Talk to Franklin Ausby, Kevin Chase and William Washington about their time at the University of Maryland Eastern Shore, fellowship and giving back, it is apparent they took away much more from the collegiate days.
These three gents developed a friendship as undergraduates in the late 1970s when the university faced many challenges, including a struggle to remain open in the face of threats of closure or merging with neighboring Salisbury State College.
That friendship, however, was solidified through membership in Groove Phi Groove, a social fellowship with the motto “through loyalty and integrity, we shall achieve greatness.”
Founded at Morgan State University in 1962, Groove Phi Groove was formed as an alternative to mainstream Greek-lettered fraternities and has among its purposes the promotion of academic awareness and alleviating social and economic problems in disadvantaged communities.
As members of the only non-Greek organization on the yard, these three gents developed solidarity of purpose and commitment to one another and their alma mater.
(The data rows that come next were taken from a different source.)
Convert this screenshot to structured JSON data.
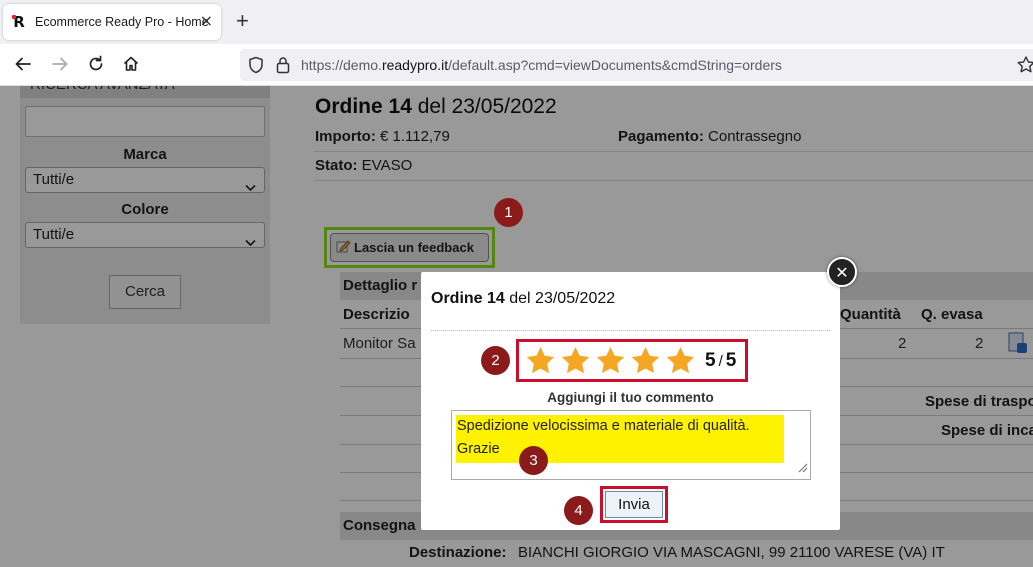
{
  "browser": {
    "tab_title": "Ecommerce Ready Pro - Home",
    "tab_close": "×",
    "new_tab": "+",
    "url_prefix": "https://demo.",
    "url_domain": "readypro.it",
    "url_rest": "/default.asp?cmd=viewDocuments&cmdString=orders"
  },
  "sidebar": {
    "heading": "RICERCA AVANZATA",
    "marca_label": "Marca",
    "marca_value": "Tutti/e",
    "colore_label": "Colore",
    "colore_value": "Tutti/e",
    "search_button": "Cerca"
  },
  "order": {
    "title_bold": "Ordine 14",
    "title_date": " del 23/05/2022",
    "importo_label": "Importo:",
    "importo_value": " € 1.112,79",
    "pagamento_label": "Pagamento:",
    "pagamento_value": " Contrassegno",
    "stato_label": "Stato:",
    "stato_value": " EVASO",
    "feedback_button": "Lascia un feedback",
    "detail_heading": "Dettaglio r",
    "col_descrizione": "Descrizio",
    "col_quantita": "Quantità",
    "col_qevasa": "Q. evasa",
    "row_product": "Monitor Sa",
    "row_qty": "2",
    "row_qevasa": "2",
    "spese_trasporto": "Spese di traspo",
    "spese_incasso": "Spese di inca",
    "consegna_heading": "Consegna",
    "destinazione_label": "Destinazione:",
    "destinazione_value": "BIANCHI GIORGIO VIA MASCAGNI, 99 21100 VARESE (VA) IT"
  },
  "modal": {
    "title_bold": "Ordine 14",
    "title_date": " del 23/05/2022",
    "rating": 5,
    "rating_max": 5,
    "score_value": "5",
    "score_slash": "/",
    "score_max": "5",
    "comment_label": "Aggiungi il tuo commento",
    "comment_line1": "Spedizione velocissima e materiale di qualità.",
    "comment_line2": "Grazie",
    "submit_button": "Invia",
    "close_symbol": "✕"
  },
  "markers": [
    "1",
    "2",
    "3",
    "4"
  ],
  "colors": {
    "highlight_green": "#8ee01b",
    "highlight_red": "#c8102e",
    "marker": "#8b1a1a",
    "star": "#f5a623",
    "comment_highlight": "#fff200"
  }
}
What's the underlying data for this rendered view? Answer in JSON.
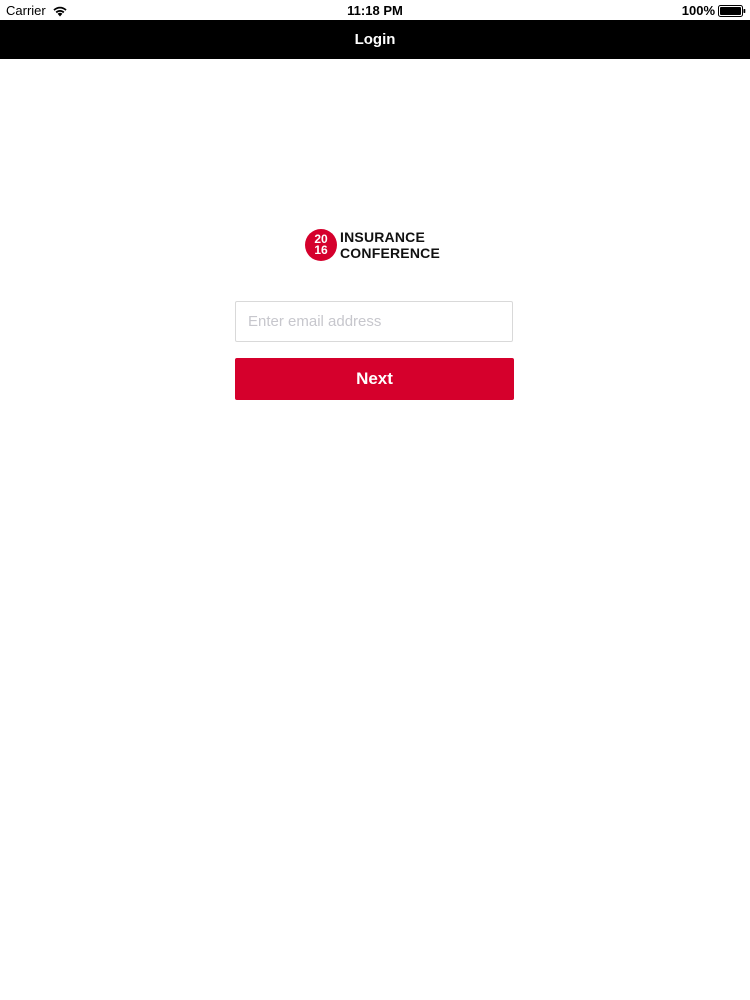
{
  "status_bar": {
    "carrier": "Carrier",
    "time": "11:18 PM",
    "battery": "100%",
    "icons": [
      "wifi-icon",
      "battery-icon"
    ]
  },
  "nav_bar": {
    "title": "Login"
  },
  "logo": {
    "badge_top": "20",
    "badge_bottom": "16",
    "line1": "INSURANCE",
    "line2": "CONFERENCE"
  },
  "form": {
    "email": {
      "value": "",
      "placeholder": "Enter email address"
    },
    "next_label": "Next"
  },
  "colors": {
    "brand_red": "#d5002c",
    "nav_bg": "#000000",
    "input_border": "#d9d9d9"
  }
}
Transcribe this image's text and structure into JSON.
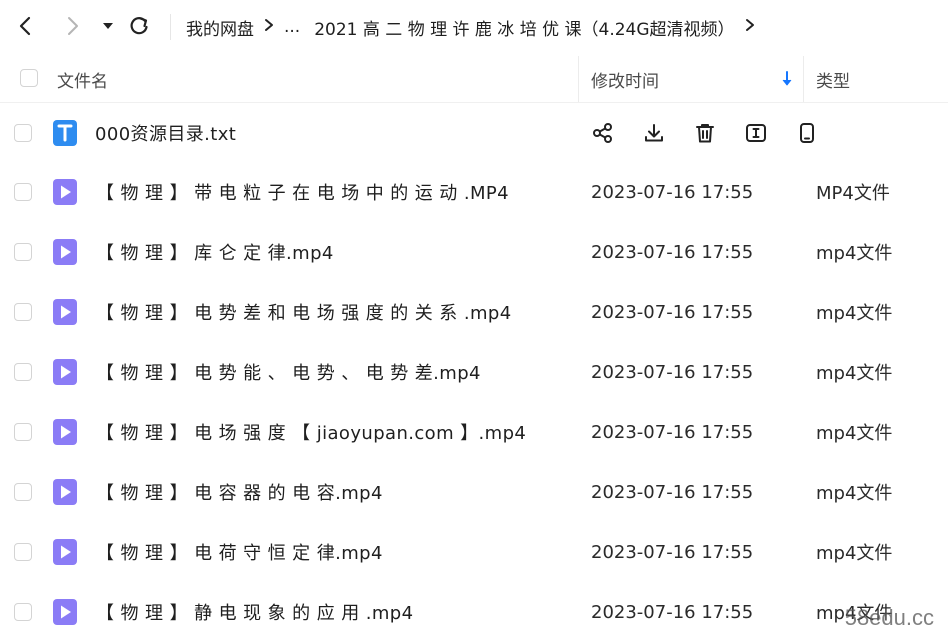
{
  "breadcrumb": {
    "root": "我的网盘",
    "ellipsis": "...",
    "current": "2021 高 二 物 理 许 鹿 冰 培 优 课（4.24G超清视频）"
  },
  "header": {
    "filename": "文件名",
    "modified": "修改时间",
    "type": "类型"
  },
  "files": [
    {
      "name": "000资源目录.txt",
      "time": "",
      "type": "",
      "icon": "txt-file-icon",
      "hovered": true
    },
    {
      "name": "【 物 理 】 带 电 粒 子 在 电 场 中 的 运 动 .MP4",
      "time": "2023-07-16 17:55",
      "type": "MP4文件",
      "icon": "video-file-icon"
    },
    {
      "name": "【 物 理 】 库 仑 定 律.mp4",
      "time": "2023-07-16 17:55",
      "type": "mp4文件",
      "icon": "video-file-icon"
    },
    {
      "name": "【 物 理 】 电 势 差 和 电 场 强 度 的 关 系 .mp4",
      "time": "2023-07-16 17:55",
      "type": "mp4文件",
      "icon": "video-file-icon"
    },
    {
      "name": "【 物 理 】 电 势 能 、 电 势 、 电 势 差.mp4",
      "time": "2023-07-16 17:55",
      "type": "mp4文件",
      "icon": "video-file-icon"
    },
    {
      "name": "【 物 理 】 电 场 强 度 【 jiaoyupan.com 】.mp4",
      "time": "2023-07-16 17:55",
      "type": "mp4文件",
      "icon": "video-file-icon"
    },
    {
      "name": "【 物 理 】 电 容 器 的 电 容.mp4",
      "time": "2023-07-16 17:55",
      "type": "mp4文件",
      "icon": "video-file-icon"
    },
    {
      "name": "【 物 理 】 电 荷 守 恒 定 律.mp4",
      "time": "2023-07-16 17:55",
      "type": "mp4文件",
      "icon": "video-file-icon"
    },
    {
      "name": "【 物 理 】 静 电 现 象 的 应 用 .mp4",
      "time": "2023-07-16 17:55",
      "type": "mp4文件",
      "icon": "video-file-icon"
    }
  ],
  "watermark": "58edu.cc",
  "colors": {
    "accent": "#1677ff",
    "video_icon": "#8b7cf6",
    "txt_icon": "#2e8cf0"
  }
}
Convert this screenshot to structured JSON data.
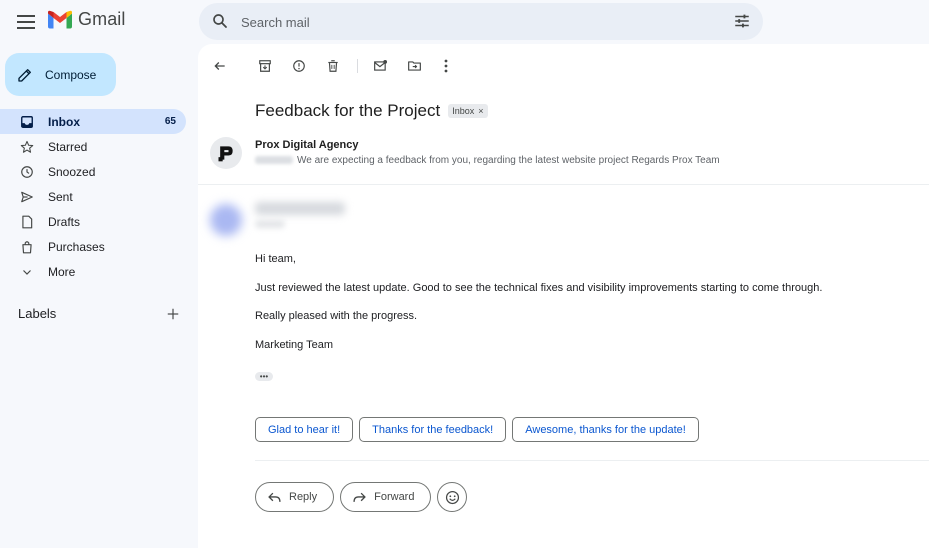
{
  "app": {
    "name": "Gmail"
  },
  "search": {
    "placeholder": "Search mail"
  },
  "compose": {
    "label": "Compose"
  },
  "sidebar": {
    "items": [
      {
        "label": "Inbox",
        "count": "65",
        "icon": "inbox-icon",
        "active": true
      },
      {
        "label": "Starred",
        "icon": "star-icon"
      },
      {
        "label": "Snoozed",
        "icon": "clock-icon"
      },
      {
        "label": "Sent",
        "icon": "send-icon"
      },
      {
        "label": "Drafts",
        "icon": "draft-icon"
      },
      {
        "label": "Purchases",
        "icon": "purchases-icon"
      },
      {
        "label": "More",
        "icon": "chevron-down-icon"
      }
    ],
    "labels_heading": "Labels"
  },
  "email": {
    "subject": "Feedback for the Project",
    "label_chip": "Inbox",
    "thread_sender": "Prox Digital Agency",
    "snippet": "We are expecting a feedback from you, regarding the latest website project Regards Prox Team",
    "body": [
      "Hi team,",
      "Just reviewed the latest update. Good to see the technical fixes and visibility improvements starting to come through.",
      "Really pleased with the progress.",
      "Marketing Team"
    ],
    "smart_replies": [
      "Glad to hear it!",
      "Thanks for the feedback!",
      "Awesome, thanks for the update!"
    ],
    "actions": {
      "reply": "Reply",
      "forward": "Forward"
    }
  },
  "colors": {
    "background": "#f6f8fc",
    "compose": "#c2e7ff",
    "active_nav": "#d3e3fd",
    "search": "#e9eef6",
    "link_blue": "#0b57d0"
  }
}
“It taught us to be distinguished in certain things,” said Ausby, who joined the organization in fall 1980. “We were determined to become a model for Black male leadership.”
A couple years ago, Ausby contacted UMES' Office of Alumni Affairs about hosting a reception for “the Grooves” during the university's homecoming activities. What began as an opportunity to gather and reminisce with old friends quickly turned to a greater purpose.
These three gents had been working with Chase's Gist Foundation, a non-profit named in memory of Chase's friend, Andre Gist, a graduate of West Virginia University who played for the Tampa Bay Bandits of the old United States Football League. The Gist Foundation provides funding for students at Historically Black Colleges and Universities who struggle to get through school.
“At some point,” said Kevin Chase, spring 1980 Groove initiate, we “had an epiphany and (an) understanding that we had a responsibility to give back.”
Instead of simply gathering for fun and fellowship, these three gents undertook an effort to raise funds to support the UMES Foundation. Their focus was the Circle of Hope fund, which helps undergraduates making progress toward a degree foot unexpected education bills with financial resources they need to finish their studies.
“When we pledged, we said this was a level of commitment we said we would do, and the work starts now. This is what we are supposed to do,” Ausby said.
The trio set a goal of raising $1,000 for the Circle of Hope Fund by hosting a series of events throughout the year – a Martin Luther King, Jr. holiday dance in January, a pre-Homecoming party in February and an Atlantic City bus trip in August.
The effort succeeded and these three gents walked onto the Hytche Athletic Center court in their distinguished black jackets and presented their first contribution to the university during Homecoming 2012.
The following year, they doubled that contribution. Recognizing they would do, in Chase's words “whatever it takes to motivate others to give back,” these three gents have raised nearly $15,000 and are looking to raise an additional $7,000 for the Circle of Hope fund so their efforts can have a “positive impact on the university.”
Washington, who was initiated in fall 1979, perhaps said it best: “When we go on with our careers, you have to look back and pull somebody else up.”
Courtesy: Kimberly Dumpson, Executive Vice President, UMES.